■ **Aim of the task**: Every line of the entries below that includes "Current" belongs in the answer, copied as written.

■ **Extracted entries**:

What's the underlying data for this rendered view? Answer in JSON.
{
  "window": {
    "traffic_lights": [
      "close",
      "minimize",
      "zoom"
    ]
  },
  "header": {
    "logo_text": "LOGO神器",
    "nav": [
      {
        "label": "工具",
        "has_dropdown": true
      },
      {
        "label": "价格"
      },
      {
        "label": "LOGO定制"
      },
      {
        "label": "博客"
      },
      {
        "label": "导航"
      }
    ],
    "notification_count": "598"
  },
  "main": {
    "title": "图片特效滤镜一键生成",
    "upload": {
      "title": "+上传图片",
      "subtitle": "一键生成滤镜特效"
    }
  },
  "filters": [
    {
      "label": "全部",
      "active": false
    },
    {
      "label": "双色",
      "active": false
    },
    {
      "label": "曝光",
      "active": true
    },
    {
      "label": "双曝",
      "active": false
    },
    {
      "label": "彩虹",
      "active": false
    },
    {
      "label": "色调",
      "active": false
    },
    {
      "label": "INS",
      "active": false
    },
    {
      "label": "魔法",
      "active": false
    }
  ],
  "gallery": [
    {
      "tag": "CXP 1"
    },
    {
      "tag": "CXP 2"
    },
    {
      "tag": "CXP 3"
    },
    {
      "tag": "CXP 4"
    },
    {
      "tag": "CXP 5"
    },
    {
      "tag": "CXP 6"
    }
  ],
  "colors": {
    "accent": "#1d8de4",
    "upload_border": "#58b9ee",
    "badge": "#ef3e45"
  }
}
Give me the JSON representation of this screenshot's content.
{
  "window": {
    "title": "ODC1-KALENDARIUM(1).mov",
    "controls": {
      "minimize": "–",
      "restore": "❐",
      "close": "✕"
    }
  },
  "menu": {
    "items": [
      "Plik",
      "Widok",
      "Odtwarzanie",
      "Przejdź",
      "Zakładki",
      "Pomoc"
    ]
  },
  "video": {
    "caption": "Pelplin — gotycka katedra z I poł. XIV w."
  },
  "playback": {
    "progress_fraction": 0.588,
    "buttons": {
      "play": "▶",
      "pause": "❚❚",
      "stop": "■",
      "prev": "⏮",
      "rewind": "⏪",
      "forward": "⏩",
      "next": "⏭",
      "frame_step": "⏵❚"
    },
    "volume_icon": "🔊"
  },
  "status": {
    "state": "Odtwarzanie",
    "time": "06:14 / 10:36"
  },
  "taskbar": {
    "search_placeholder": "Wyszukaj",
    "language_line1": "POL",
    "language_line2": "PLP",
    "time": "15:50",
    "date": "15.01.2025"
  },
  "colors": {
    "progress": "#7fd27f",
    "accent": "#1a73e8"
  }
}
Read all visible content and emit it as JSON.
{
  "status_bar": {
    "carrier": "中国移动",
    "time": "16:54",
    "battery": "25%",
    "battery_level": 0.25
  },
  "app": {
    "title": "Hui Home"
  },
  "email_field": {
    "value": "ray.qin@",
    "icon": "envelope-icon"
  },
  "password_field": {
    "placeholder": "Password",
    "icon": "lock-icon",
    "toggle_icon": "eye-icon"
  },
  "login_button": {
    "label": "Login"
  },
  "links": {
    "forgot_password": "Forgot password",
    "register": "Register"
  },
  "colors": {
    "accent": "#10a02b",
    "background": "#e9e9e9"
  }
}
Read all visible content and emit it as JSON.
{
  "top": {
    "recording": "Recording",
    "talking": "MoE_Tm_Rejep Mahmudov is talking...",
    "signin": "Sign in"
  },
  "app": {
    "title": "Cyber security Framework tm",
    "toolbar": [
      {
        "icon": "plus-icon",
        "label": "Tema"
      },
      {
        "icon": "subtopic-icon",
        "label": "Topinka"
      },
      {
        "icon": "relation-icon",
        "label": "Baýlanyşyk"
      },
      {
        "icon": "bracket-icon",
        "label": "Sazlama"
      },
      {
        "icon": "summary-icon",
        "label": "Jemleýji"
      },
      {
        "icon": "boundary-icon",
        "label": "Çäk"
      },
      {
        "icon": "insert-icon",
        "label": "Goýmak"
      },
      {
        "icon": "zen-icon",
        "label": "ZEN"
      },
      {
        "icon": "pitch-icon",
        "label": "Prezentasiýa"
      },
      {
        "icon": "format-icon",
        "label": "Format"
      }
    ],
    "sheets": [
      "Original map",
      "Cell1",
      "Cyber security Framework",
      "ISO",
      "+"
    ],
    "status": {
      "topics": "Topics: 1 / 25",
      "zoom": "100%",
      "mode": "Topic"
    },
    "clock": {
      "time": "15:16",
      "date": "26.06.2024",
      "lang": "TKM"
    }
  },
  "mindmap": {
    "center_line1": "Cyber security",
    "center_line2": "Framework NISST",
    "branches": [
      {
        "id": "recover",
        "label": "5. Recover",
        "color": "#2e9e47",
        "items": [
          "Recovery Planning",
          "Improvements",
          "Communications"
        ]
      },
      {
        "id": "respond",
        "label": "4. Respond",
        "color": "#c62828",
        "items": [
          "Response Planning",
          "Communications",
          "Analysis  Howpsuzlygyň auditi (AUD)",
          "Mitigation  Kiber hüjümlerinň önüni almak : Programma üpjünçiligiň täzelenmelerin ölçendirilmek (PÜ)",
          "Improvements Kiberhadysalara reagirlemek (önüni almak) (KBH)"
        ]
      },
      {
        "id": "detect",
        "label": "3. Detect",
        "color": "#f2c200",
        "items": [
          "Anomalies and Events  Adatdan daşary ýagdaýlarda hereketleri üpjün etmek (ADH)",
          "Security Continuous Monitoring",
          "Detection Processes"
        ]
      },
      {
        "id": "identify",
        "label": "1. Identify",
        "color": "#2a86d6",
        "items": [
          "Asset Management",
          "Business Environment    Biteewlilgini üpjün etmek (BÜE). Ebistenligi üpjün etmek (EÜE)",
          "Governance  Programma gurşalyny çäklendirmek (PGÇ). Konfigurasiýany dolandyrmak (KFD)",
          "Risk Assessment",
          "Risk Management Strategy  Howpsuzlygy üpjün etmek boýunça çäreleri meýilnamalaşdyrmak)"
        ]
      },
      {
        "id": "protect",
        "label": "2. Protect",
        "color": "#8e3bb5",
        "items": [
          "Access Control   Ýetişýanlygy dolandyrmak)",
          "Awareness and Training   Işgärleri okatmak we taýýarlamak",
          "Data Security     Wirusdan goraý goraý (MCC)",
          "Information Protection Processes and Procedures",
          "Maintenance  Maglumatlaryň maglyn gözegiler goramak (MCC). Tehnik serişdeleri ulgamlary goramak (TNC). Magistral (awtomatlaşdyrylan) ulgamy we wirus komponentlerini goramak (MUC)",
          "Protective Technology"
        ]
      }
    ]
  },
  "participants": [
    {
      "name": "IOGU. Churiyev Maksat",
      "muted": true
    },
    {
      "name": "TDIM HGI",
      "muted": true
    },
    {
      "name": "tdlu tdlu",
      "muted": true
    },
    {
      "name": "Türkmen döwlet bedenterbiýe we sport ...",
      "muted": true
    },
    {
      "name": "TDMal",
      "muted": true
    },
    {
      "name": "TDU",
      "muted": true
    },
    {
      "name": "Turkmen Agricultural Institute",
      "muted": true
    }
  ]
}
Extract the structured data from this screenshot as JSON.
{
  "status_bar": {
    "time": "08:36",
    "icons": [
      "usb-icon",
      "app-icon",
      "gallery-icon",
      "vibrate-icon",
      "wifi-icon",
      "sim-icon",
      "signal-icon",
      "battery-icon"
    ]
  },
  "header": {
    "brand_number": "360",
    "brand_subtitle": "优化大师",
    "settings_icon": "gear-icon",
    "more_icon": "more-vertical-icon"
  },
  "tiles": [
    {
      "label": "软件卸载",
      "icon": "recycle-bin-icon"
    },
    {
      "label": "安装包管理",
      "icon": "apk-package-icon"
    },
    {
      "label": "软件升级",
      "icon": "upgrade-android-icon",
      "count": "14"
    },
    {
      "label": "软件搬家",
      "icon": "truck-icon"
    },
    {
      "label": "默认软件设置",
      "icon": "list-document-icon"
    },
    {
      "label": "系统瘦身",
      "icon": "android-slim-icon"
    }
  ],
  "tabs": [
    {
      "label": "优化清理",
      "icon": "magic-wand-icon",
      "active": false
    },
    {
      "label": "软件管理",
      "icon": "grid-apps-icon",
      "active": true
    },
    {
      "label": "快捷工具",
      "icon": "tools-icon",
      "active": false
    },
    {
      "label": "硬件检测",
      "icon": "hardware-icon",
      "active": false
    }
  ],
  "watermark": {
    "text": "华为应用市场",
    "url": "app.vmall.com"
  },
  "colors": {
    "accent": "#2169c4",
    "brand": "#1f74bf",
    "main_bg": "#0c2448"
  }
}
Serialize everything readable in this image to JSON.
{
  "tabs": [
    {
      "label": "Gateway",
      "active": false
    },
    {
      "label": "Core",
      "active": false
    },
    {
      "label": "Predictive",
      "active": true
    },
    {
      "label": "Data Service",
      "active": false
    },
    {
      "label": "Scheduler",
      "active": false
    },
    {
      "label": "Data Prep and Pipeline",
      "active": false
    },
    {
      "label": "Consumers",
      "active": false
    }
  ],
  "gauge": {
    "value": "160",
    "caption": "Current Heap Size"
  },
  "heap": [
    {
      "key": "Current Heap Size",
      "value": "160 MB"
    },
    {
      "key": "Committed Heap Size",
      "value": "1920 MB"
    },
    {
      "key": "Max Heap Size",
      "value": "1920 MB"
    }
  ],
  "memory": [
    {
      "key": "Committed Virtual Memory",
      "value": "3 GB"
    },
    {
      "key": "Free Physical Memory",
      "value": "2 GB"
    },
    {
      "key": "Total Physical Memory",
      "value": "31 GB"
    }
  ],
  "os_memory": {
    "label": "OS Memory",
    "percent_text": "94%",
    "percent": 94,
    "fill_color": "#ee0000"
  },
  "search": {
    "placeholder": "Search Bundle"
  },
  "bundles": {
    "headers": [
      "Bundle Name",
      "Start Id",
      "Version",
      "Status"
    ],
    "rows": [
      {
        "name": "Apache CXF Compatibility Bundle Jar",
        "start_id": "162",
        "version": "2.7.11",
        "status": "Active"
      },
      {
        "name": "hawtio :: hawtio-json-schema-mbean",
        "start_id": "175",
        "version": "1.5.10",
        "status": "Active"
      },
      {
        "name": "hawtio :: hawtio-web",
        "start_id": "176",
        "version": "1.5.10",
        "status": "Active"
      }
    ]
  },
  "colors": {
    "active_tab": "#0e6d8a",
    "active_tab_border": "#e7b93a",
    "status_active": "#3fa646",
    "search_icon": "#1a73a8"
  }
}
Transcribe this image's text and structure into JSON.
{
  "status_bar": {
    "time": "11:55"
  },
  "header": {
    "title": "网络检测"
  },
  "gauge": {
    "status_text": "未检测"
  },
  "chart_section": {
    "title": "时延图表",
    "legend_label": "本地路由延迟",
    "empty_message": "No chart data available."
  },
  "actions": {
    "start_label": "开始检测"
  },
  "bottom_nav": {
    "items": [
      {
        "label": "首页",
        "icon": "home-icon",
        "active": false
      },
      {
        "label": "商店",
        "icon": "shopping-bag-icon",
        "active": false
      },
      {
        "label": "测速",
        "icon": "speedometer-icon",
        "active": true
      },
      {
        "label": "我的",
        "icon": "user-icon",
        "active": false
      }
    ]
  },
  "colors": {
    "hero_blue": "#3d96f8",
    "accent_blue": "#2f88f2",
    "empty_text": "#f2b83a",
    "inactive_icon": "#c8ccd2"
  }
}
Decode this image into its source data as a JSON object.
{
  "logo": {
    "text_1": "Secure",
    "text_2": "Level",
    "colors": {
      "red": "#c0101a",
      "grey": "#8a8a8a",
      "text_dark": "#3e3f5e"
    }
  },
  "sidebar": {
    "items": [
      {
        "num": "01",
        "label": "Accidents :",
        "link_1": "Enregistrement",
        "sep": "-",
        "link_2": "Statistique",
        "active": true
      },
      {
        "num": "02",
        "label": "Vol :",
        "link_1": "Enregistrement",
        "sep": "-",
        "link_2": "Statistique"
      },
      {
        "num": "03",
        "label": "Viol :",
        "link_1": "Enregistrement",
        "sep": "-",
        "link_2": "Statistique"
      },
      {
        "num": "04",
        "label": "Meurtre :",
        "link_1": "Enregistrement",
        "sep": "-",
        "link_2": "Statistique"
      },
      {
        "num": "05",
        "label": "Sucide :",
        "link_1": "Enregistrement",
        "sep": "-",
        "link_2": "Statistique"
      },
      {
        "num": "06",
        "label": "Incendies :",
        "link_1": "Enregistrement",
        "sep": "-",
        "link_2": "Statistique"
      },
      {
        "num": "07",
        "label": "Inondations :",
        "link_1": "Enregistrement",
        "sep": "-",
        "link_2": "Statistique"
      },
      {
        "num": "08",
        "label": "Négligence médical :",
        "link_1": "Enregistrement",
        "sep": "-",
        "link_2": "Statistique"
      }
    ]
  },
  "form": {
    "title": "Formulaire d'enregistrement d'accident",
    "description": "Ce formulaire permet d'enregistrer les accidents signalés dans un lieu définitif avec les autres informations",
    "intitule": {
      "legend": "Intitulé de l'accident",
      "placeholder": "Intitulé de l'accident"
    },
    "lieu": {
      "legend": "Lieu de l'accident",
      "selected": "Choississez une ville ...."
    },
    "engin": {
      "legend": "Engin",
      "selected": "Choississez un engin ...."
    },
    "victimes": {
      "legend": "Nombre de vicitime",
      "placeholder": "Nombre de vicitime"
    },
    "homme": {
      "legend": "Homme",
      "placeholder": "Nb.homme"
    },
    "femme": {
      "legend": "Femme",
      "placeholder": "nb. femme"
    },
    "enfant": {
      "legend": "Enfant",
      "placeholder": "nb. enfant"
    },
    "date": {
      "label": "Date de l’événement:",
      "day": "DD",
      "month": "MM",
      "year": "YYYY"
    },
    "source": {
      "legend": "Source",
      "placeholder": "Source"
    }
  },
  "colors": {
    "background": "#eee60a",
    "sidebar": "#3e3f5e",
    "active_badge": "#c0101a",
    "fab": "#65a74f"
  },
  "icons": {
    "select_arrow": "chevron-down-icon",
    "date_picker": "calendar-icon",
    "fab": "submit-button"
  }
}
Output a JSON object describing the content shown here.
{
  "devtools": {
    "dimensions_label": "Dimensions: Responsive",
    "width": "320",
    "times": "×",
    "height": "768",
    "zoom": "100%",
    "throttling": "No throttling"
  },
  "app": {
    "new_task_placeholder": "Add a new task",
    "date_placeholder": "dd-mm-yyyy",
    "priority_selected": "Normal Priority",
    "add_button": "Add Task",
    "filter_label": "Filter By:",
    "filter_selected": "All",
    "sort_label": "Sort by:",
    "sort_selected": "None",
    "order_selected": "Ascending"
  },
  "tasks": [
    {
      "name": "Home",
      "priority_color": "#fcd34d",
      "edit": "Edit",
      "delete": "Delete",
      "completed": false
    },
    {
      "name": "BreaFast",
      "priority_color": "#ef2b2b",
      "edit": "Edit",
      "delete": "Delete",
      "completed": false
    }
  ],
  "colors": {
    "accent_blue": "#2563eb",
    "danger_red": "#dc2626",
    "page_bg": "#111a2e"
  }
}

■ **Reply to the task**:
    "caption": "Current Heap Size"
      "key": "Current Heap Size",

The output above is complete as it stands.